The trick is trusting yourself and what you know about how your kids learn best, resisting the urge to make high school focused too narrowly on checking off boxes on a transcript (which is where enchantment goes to die!) Yes, all those traditional high school requirements get thrown into the mix, but remind yourself that you have a lot more flexibility than you might think.

What is going to stand out on your teen’s transcript is not all the things that they did in high school that look exactly like what every other high school kid has done, but rather their deep dives into their interests. And it is those deep dives which will be what reveals the best path forward for them as well.

When Jason, my oldest, was applying to liberal arts universities as a history major, they were much more interested in the variety of history (many of them independent study credits) and other humanities credits he had than whether he had completed three high school lab sciences (he only had completed one.)

My youngest son, Kyle, is less traditionally academic.
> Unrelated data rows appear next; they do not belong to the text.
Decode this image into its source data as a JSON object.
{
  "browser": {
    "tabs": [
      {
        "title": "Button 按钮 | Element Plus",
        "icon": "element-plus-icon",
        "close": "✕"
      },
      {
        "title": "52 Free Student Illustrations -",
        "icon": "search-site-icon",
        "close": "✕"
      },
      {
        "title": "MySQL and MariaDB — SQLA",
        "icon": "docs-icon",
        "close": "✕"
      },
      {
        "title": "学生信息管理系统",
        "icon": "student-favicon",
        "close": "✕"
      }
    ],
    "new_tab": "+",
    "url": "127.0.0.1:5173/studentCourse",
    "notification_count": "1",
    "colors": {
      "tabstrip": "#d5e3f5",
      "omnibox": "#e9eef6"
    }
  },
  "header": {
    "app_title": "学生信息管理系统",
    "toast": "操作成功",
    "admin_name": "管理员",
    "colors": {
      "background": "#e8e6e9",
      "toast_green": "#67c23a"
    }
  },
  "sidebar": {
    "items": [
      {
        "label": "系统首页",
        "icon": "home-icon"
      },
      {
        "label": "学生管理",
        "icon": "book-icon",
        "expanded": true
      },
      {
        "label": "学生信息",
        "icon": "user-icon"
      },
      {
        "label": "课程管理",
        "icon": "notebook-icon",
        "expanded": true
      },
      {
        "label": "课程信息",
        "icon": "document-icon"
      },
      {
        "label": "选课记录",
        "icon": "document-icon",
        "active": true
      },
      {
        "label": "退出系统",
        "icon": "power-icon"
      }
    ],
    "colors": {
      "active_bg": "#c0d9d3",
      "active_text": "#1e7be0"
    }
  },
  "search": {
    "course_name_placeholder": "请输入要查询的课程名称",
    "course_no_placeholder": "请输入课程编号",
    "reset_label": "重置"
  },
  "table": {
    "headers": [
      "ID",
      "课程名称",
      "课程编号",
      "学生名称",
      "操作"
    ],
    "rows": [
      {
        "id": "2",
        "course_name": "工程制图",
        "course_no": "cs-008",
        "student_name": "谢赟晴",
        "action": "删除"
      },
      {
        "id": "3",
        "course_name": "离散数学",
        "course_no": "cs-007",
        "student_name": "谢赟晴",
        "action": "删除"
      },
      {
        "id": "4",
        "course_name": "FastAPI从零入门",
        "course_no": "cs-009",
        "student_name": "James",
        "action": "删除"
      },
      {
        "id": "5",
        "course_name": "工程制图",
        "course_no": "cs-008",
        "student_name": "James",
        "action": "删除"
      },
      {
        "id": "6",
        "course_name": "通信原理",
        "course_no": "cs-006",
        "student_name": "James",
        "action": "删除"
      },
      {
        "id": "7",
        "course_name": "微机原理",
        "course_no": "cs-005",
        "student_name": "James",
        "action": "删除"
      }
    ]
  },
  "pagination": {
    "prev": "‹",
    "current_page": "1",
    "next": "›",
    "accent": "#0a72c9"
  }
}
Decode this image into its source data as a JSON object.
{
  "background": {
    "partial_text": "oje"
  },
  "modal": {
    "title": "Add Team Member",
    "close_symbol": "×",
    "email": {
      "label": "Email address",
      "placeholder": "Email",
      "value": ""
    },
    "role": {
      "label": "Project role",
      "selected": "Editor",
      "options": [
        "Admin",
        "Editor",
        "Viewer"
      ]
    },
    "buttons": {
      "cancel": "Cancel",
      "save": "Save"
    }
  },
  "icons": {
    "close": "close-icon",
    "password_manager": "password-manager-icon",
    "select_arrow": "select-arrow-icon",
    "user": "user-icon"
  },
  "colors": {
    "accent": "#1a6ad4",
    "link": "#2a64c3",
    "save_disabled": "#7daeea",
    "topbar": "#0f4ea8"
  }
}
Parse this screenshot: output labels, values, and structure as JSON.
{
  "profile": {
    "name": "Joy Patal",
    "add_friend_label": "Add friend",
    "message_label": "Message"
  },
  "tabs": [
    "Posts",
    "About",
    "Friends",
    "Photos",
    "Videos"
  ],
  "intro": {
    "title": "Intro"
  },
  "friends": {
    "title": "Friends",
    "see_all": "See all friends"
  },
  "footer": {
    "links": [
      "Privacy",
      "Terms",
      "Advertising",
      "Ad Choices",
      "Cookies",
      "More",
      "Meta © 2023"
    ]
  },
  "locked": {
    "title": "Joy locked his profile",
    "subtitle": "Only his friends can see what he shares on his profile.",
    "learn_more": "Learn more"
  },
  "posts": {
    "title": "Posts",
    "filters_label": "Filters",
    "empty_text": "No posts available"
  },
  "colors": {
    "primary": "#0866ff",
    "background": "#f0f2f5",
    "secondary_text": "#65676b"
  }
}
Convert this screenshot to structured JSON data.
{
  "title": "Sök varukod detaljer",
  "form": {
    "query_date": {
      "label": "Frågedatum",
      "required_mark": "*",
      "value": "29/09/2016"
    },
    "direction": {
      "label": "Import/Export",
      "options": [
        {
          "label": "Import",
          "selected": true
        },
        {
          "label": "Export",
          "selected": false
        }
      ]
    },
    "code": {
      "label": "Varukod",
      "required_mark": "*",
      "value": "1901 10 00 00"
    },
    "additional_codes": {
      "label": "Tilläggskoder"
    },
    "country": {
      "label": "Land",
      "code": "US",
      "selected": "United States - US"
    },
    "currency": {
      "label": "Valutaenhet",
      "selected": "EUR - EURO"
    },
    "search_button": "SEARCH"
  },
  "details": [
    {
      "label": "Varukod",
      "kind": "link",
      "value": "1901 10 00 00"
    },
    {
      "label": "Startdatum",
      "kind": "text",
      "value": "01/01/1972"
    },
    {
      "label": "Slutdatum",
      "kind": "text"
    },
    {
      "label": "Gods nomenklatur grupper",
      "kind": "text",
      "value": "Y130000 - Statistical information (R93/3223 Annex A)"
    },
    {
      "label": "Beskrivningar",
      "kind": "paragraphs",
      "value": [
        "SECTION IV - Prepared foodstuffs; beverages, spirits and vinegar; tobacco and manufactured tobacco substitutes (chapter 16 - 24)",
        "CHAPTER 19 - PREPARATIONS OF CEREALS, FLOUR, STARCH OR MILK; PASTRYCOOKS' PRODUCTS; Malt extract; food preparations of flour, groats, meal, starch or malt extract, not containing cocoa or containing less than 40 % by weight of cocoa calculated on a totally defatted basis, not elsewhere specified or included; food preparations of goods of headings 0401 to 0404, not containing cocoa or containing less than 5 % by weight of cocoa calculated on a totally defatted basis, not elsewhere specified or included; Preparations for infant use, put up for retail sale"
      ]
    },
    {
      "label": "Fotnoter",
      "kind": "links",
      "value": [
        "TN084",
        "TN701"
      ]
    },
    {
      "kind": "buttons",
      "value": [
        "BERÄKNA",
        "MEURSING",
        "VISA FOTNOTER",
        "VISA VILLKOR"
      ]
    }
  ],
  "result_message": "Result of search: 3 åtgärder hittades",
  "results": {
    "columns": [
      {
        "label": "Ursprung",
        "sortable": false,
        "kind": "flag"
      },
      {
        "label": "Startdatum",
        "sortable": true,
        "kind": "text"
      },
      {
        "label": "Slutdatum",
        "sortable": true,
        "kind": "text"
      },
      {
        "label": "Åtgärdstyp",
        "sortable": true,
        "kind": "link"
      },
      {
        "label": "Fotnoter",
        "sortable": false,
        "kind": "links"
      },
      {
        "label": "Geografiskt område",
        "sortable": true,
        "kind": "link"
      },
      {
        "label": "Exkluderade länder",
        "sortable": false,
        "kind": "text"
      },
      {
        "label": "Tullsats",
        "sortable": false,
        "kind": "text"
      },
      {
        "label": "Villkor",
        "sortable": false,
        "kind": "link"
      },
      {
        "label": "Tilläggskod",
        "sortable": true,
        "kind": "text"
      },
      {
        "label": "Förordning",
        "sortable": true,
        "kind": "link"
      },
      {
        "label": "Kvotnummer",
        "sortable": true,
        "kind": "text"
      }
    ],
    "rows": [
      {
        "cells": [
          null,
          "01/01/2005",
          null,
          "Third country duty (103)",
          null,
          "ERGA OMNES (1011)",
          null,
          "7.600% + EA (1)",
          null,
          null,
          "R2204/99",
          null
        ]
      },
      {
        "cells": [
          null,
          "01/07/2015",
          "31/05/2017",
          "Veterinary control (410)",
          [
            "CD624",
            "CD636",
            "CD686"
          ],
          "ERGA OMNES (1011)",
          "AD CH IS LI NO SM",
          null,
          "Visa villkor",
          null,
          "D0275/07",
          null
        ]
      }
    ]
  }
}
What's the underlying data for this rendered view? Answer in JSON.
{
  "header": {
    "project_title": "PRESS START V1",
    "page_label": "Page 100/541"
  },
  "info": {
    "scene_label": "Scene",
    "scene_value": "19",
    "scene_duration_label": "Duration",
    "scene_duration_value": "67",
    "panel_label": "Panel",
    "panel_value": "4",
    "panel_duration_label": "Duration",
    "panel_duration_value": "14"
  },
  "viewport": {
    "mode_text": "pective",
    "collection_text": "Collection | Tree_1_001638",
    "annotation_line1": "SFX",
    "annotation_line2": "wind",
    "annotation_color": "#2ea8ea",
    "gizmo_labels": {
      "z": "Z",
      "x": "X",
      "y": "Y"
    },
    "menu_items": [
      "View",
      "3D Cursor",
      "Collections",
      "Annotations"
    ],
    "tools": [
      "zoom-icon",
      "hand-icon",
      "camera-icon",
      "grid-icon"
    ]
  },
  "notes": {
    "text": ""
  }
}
It has been his deep exploration in and excitement about photography that is guiding us to a clearer picture of what he wants to do after graduation which, in turn, is providing the motivation for him to work on his weaker academic areas.

I made a conscious decision early on to do what made the most sense for my kids at that moment, rather than worrying too much about some nebulous “they might need this later” worry (or at least tried to do my best to balance the two, often opposing, pressures.) My approach was to take the “next right step” and trust that we always had a path forward, even if we had not completely figured it out yet.

At times this approach has meant that we made choices which “closed doors” for them. Interestingly, it has often been these choices that pointed us to alternative paths that worked extremely well. Jason never took the SAT because at the time it just did not make sense for him. This decision meant that he started at community college before transferring to a four year university as a sophomore. This path turned out to be a perfect transition in many ways from our more relaxed homeschool to a more formal traditional classroom.

I also focused on finding schools that would value and appreciate my teen’s less traditional high school experiences rather than trying to change them to fit a particular college’s requirements. It is okay, and indeed preferable, to honor who your child is instead of trying to mold them into who you think college admissions people want them to be.

If you can hang onto your curiosity and excitement about watching your teen come into their own and approach high school as a journey you get to share with them as you both figure it out, the high school years can indeed be full of enchantment and discovery.

Stephanie Elms has homeschooled her two boys for ten+ years and is a coach for Brave Writer’s The Homeschool Alliance. She blogs at Throwing Marshmallows.